Gordon, no doubt you're right! Everyone's taste is different but I'm not marching to someone else's tune simply because they'd prefer colour.

Thanks Denise. My frustration stems from my inability to understand the purpose of juried competition anymore - or the process of judging. It all seems such a farce at times.

And yes, perhaps I'll do some more fish in black and white. I like the effect.

Jeanette said...

Christiane, sorry missed your comment. Yes, capelin do have a real shot of silver in them. Colour...ha

vivien said...

it's beautiful, subtle and gleaming

I can't imagine why they felt it should have colour added and agree with the comments above.

Monochrome drawings are special in their own right

I think it may have to do with the fact that jurors literally have just a few seconds to give a yes or no and vivid colour grabs attention more than subtle work at that speed :>( - not necessarily more sustaining in the long run though.

Lydie said...

Do not be disappointed, your fishes are beautiful with a very good job on background texture . I have also noticed, to be presented at competitions on forums that deal with works colored, black and white drawings were not winning. This does not prevent me from continuing to love this art form. Make what you like.

Jeanette said...

Thanks Vivien. The judges had under 200 entries and 3 months to review them. I don't see speed of view as the problem somehow.

Yes bright color and lack of detail attracts attention for sure. Another nail in the coffin of pure drawing.

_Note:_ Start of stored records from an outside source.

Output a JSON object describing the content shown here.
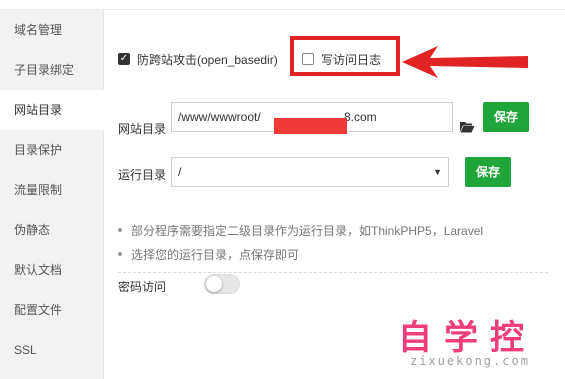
{
  "sidebar": {
    "items": [
      {
        "label": "域名管理"
      },
      {
        "label": "子目录绑定"
      },
      {
        "label": "网站目录",
        "active": true
      },
      {
        "label": "目录保护"
      },
      {
        "label": "流量限制"
      },
      {
        "label": "伪静态"
      },
      {
        "label": "默认文档"
      },
      {
        "label": "配置文件"
      },
      {
        "label": "SSL"
      }
    ]
  },
  "main": {
    "anti_xss": {
      "label": "防跨站攻击(open_basedir)",
      "checked": true
    },
    "access_log": {
      "label": "写访问日志",
      "checked": false
    },
    "site_dir": {
      "label": "网站目录",
      "prefix": "/www/wwwroot/",
      "suffix": "8.com",
      "save_label": "保存"
    },
    "run_dir": {
      "label": "运行目录",
      "value": "/",
      "save_label": "保存"
    },
    "tips": [
      "部分程序需要指定二级目录作为运行目录，如ThinkPHP5，Laravel",
      "选择您的运行目录，点保存即可"
    ],
    "password_access": {
      "label": "密码访问",
      "enabled": false
    }
  },
  "icons": {
    "check": "checkmark-icon",
    "folder": "folder-open-icon",
    "caret": "caret-down-icon",
    "annotation": "red-arrow-icon"
  },
  "colors": {
    "accent_green": "#20a53a",
    "annotation_red": "#e02424",
    "redaction_red": "#f03a3a",
    "watermark_pink": "#ee2a6c"
  },
  "watermark": {
    "text_cn": "自学控",
    "text_en": "zixuekong.com"
  }
}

Lydie, thank youu. No it won't stop me from drawing and creating what I want. It does clearly show me that some competitions aren't worth my effort.

RH Carpenter said...

Color? Well, you said it all when you summed it up, Jeanette. It is sad that there are no criteria for judges (some say they have certain criteria and use them but others just go by the seat of their pants and think, since they were chosen to judge, they must be smarter than the average bear). So, draw and paint what you want and it will find it's place - and ignore those places that give you nothing helpful. Perhaps the Mona Lisa should have more of a smile, too? Yes, that would make it such a happier painting! ha ha

jane minter said...

very elegant ... i love b+w jeanette

Jan said...

That just proves what I've always heard - that judges go for what appeals to them personally for the most part. Wait til next year and a new judge and the outcome may be very different! Or enter it into a different competition as we all know it's just a super painting.